TASK PROMPT: Search the listing for the word "number". Copy every line where it is found.

+-------+

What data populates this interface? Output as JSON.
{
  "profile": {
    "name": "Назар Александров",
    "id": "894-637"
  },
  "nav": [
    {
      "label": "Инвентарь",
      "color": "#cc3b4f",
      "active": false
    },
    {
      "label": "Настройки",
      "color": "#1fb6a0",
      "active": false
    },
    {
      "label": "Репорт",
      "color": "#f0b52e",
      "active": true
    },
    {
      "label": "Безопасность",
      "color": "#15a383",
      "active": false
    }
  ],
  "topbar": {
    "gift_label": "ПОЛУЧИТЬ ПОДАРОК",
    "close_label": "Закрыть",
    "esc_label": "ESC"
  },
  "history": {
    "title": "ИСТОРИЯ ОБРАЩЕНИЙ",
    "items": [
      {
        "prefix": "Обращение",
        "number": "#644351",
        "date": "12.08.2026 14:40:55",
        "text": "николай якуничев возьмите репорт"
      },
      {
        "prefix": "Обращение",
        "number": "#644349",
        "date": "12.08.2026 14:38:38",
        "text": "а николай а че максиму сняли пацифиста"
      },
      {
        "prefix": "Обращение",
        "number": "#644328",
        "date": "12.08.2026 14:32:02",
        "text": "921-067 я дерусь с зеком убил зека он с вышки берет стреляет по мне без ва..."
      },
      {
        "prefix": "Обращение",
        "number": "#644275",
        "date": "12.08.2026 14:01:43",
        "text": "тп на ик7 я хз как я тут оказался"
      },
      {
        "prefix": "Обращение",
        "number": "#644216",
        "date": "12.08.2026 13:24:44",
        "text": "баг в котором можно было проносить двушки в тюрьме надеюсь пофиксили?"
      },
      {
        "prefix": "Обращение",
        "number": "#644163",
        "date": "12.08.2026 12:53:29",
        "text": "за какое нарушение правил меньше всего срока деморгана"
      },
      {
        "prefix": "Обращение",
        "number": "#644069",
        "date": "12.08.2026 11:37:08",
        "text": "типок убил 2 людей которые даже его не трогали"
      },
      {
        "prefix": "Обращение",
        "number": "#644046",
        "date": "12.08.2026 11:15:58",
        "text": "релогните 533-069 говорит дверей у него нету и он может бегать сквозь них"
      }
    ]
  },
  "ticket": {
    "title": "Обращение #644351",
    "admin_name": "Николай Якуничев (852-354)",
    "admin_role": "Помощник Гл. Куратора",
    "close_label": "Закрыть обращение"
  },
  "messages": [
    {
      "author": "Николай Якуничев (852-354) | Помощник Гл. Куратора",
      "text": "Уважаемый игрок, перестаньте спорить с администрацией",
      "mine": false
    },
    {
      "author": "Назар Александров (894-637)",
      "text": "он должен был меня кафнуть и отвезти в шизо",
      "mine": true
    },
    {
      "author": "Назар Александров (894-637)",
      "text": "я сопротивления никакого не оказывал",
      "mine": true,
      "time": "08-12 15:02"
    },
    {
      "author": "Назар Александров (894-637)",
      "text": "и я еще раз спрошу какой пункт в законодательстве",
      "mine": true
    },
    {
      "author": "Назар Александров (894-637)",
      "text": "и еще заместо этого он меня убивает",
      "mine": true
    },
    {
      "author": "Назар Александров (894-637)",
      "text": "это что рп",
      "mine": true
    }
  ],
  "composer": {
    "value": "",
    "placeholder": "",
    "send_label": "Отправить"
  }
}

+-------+

SOLUTION TO THE PROBLEM:
        "number": "#644351",
        "number": "#644349",
        "number": "#644328",
        "number": "#644275",
        "number": "#644216",
        "number": "#644163",
        "number": "#644069",
        "number": "#644046",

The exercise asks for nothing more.